Think of the Gospel

Yes, the world is coming to your door. What are you going to do? Have you thought about it? The Great Commission is the primary mission of the church, so how can you accomplish the mission through this opportunity? It may be through a church activity. There’s a wide variance of types of activities whether it’s a Harvest or Reformers Party or a “Trunk or Treat.” Imagine how easy it would be to host an “open house” at your church, giving parents a break from walking around the neighborhood and giving the children some smiles with a bag of candy. Oh, the possibilities!

Maybe, the best way to leverage this event for the Gospel’s sake is to just get to know your neighbors. This is foundational for loving them and then sharing the Gospel with them. Or perhaps it’s a more robust evangelistic effort like handing out tracts or something similar. Let me just help you with one suggestion, if that is what you are hoping to do, don’t forget the candy! I guarantee that if you hand a child a piece of paper instead of candy, that paper will be thrown away as quickly as when they get home and this child will not think very highly of you. If you’re handing out tracts, don’t let your thriftiness be a hurdle for the Gospel. Halloween is dripping with Gospel opportunities! Redeem the day!

Follow Your Biblically Informed Conscience

Don’t just take my word for it. Please, don’t. You need to do your Christian duty by searching out the Scriptures and coming to a conclusion for yourself on whether you will celebrate Halloween. Leave your preconceptions at the door and let the Word conform your mind and decisions. Just remember that whatever you decide be gracious toward other Christians’ point of view. Don’t fall into the trap of judging your brothers and sisters over something that is controversial at best. The Christian who celebrates Halloween should not throw it in the face of their fellow Christians either. Let me just stop for a second and explain what that doesn’t mean. Being gracious does not mean lying, it’s perfectly right to post a picture of your children in their costumes or host a Halloween event. That’s living out your beliefs. It’s when you belittle a fellow Christian who disagrees, then you have crossed the line and sinned against your brother. Halloween is a good opportunity to practice living out Romans 14.

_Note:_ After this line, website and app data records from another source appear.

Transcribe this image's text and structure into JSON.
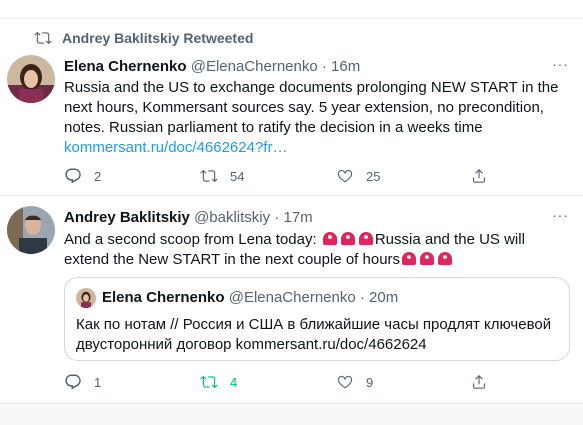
{
  "tweets": [
    {
      "retweeted_by": "Andrey Baklitskiy Retweeted",
      "author_name": "Elena Chernenko",
      "author_handle": "@ElenaChernenko",
      "time": "16m",
      "text": "Russia and the US to exchange documents prolonging NEW START in the next hours, Kommersant sources say. 5 year extension, no precondition, notes. Russian parliament to ratify the decision in a weeks time",
      "link": "kommersant.ru/doc/4662624?fr…",
      "counts": {
        "replies": "2",
        "retweets": "54",
        "likes": "25"
      }
    },
    {
      "author_name": "Andrey Baklitskiy",
      "author_handle": "@baklitskiy",
      "time": "17m",
      "text_part1": "And a second scoop from Lena today:",
      "text_part2": "Russia and the US will extend the New START in the next couple of hours",
      "quote": {
        "author_name": "Elena Chernenko",
        "author_handle": "@ElenaChernenko",
        "time": "20m",
        "text": "Как по нотам // Россия и США в ближайшие часы продлят ключевой двусторонний договор kommersant.ru/doc/4662624"
      },
      "counts": {
        "replies": "1",
        "retweets": "4",
        "likes": "9"
      }
    }
  ],
  "colors": {
    "accent": "#1d9bf0",
    "retweet_active": "#00ba7c",
    "muted": "#536471"
  },
  "icons": [
    "retweet-icon",
    "reply-icon",
    "like-icon",
    "share-icon",
    "more-icon",
    "siren-emoji"
  ]
}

I can’t answer whether you should celebrate Halloween or not. Only the Holy Spirit can do that as you study God’s Word. I hope that these thoughts have helped you to consider some aspects while making that decision. I’ll conclude by posing perhaps the most important question of all, can you honestly glorify God by celebrating Halloween?

- Dean